    > Among the traditional candidates for comprehensive understanding of the relation of mind to the physical world, I believe the weight of evidence favors some from of neutral monism over the traditional alternatives of materialism, idealism, and dualism. (Thomas Nagel, Mind and Cosmos: Why the Materialist Neo-Darwinian Conception of Nature Is Almost Certainly False, location 69 of 1831)

    > And certain properties of the human brain distinguish our species from all other animals. The human brain is, after all, the only known collection of matter that tries to understand itself. To most biologists, the brain and the mind are one and the same; understand how the brain is organized and how it works, and we’ll understand such mindful functions as abstract thought and feelings. Some philosophers are less comfortable with this mechanistic view of mind, finding Descartes’ concept of a mind-body duality more attractive. (Neil Campbell, Biology, 4th edition, p. 776 )

    Sartre speaks of the "passion of man," not the passion of Christians. He is acknowledging that all religions east and west believe there is a transcendental reality and that perfect fulfillment comes from being united with this reality after we die. He then defines this passion with a reference to Christian doctrine which means he is acknowledging the historical reasons for believing in Jesus. He does not deny God exists. He is only saying the concept of God is contradictory. He then admits that since life ends in the grave, it has no meaning.

    From the title of the book, you can see that Nagel understands that humans are embodied sprits and that the humans soul is spiritual. He says, however, that dualism and idealism are "traditional" alternatives to materialism. Dualism and idealism are just bright ideas from Descartes and Berkeley. The traditional alternative to materialism is monism. According to Thomas Aquinas unity is the transcendental property of being. Campbell does not even grasp the concept of monism. The only theories he grasps are dualism and materialism.

    If all atheists were like Sartre, it would be an obstacle to faith. An important reason to believe in Jesus is that practically all atheists are like Nagel and Campbell, not like Sartre.

    by David Roemer

  3. RIP USA 1776-2015
    Better on Friday than Monday, Sts. Peter and Paul. Psalm 88 tonight will be really appropriate.

    1. It's a sad day but we can't be too surprised. No worldly political system, however good and noble in its founding,will last forever.

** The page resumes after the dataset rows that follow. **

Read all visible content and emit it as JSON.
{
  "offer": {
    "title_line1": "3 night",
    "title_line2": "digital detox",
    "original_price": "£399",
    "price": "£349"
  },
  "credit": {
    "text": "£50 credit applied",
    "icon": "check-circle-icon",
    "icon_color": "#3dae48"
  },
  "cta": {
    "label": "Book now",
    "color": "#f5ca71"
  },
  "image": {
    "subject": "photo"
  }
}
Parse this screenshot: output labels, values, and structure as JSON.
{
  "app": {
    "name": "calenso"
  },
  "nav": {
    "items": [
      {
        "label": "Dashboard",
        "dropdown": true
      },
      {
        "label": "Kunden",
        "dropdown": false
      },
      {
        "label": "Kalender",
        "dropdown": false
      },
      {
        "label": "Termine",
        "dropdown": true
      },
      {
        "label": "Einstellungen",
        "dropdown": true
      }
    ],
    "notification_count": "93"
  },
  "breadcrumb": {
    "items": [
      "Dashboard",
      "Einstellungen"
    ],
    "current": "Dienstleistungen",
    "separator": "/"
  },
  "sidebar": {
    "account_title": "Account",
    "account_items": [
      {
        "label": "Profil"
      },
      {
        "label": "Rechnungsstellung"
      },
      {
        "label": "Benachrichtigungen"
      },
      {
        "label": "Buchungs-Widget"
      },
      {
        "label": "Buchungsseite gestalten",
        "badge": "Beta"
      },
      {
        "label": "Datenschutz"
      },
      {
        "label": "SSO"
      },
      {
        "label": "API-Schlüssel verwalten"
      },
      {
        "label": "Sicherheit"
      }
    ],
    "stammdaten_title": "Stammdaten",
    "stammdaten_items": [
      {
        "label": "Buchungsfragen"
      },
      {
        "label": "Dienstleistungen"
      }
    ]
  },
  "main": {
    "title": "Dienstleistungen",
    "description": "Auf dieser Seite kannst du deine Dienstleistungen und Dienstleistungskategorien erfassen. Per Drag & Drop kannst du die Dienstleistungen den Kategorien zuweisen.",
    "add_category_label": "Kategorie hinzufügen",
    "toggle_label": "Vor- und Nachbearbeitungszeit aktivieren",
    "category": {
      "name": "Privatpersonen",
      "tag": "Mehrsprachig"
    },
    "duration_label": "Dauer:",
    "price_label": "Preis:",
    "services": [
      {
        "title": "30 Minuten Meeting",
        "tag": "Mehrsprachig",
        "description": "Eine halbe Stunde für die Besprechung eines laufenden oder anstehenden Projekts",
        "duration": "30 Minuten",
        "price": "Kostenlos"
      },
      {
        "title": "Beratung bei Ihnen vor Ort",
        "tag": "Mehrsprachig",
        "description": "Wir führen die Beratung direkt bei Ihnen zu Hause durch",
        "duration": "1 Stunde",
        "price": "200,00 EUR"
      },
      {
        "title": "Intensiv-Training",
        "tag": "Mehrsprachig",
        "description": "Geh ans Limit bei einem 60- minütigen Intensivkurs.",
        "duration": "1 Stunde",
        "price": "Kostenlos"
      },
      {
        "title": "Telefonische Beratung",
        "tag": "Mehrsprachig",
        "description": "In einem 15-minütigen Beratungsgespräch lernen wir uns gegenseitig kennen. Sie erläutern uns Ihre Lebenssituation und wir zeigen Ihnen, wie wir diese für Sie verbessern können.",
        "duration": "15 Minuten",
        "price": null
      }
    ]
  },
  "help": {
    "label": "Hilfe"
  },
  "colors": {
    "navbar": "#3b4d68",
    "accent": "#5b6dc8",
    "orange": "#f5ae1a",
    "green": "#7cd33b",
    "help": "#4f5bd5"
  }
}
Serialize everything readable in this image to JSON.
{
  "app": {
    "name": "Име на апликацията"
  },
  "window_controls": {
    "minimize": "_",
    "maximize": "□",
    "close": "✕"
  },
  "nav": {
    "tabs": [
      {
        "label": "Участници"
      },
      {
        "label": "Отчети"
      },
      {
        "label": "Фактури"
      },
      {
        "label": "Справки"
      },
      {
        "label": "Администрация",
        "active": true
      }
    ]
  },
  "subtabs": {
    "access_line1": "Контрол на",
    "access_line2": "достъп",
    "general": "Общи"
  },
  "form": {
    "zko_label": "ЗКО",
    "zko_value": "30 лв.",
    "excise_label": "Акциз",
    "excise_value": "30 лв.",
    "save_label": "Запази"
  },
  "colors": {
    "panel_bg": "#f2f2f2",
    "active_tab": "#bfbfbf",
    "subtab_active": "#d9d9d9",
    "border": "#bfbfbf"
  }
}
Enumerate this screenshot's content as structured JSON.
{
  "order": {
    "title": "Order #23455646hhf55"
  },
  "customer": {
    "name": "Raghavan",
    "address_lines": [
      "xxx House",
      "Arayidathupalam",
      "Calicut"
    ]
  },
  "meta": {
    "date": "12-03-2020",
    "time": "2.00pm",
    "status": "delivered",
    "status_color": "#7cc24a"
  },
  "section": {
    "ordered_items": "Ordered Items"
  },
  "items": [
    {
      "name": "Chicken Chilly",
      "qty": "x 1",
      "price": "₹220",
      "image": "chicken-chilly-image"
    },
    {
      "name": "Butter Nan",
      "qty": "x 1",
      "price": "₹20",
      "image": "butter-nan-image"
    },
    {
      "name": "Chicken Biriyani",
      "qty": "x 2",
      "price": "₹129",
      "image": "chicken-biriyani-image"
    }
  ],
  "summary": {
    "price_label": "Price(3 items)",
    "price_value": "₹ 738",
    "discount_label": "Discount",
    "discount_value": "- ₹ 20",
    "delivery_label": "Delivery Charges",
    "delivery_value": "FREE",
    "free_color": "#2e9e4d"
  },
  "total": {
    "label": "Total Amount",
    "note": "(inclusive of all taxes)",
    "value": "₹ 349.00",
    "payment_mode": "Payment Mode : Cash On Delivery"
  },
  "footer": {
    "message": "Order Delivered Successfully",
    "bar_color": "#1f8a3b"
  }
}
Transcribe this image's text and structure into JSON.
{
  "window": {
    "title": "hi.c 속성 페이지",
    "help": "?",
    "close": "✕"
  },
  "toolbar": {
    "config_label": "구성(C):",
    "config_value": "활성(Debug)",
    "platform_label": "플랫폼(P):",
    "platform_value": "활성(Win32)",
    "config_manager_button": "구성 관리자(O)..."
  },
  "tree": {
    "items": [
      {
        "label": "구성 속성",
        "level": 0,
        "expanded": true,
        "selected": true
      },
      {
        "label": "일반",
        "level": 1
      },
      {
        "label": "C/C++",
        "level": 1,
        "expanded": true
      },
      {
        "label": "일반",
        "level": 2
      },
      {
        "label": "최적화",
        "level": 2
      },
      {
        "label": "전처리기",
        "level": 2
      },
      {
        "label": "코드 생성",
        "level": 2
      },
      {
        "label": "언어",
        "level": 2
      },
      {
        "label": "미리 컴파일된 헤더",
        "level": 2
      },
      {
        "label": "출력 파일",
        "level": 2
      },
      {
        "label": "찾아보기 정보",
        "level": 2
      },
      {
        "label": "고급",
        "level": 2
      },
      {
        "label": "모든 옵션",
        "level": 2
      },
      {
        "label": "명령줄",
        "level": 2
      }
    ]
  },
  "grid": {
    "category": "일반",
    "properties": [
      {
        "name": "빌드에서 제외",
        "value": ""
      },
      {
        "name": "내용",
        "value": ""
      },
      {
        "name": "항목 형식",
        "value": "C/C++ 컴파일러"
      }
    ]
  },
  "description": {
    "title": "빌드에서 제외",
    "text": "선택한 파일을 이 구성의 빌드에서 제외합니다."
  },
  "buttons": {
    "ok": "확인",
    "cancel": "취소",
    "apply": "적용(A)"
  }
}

    2. Couldn't agree less. Quite a happy day here.

  4. Indeed a very sad day, Daria.

    For what doth it profit a man, if he gain the whole world, and suffer the loss of his own soul?

  5. I think RIP USA is beyond the pale. So long and God bless!

  6. "RIP USA" or similar sentiments has been said of many Supreme Court decisions and other government actions. Since the late 1850s. Dred Scott and Roe v. Wade are only two examples. So if this is the last nail in the coffin is uncertain. Dred Scott gives us hope that some nails can be pulled out, although not without cost. Civil marriage had already been redefined by various levels of goverment: as a relationship between a man and a woman with no expectation of permanence, and then as a relationship between a man and a woman with no particular connection to procreation. Neither of these resembles the sacrament of marriage, nor does this newest tweak that occurred on Friday. It's just one more instance of calling a circle a square but not making it so. Perhaps some good will result in that some believers will see more clearly the difference between what the state decrees and what God has designed. Scott, my disagreement with you is just that. It means that I disagree, rather than hate. I hope you will stay here and continue to enjoy the psalms with us.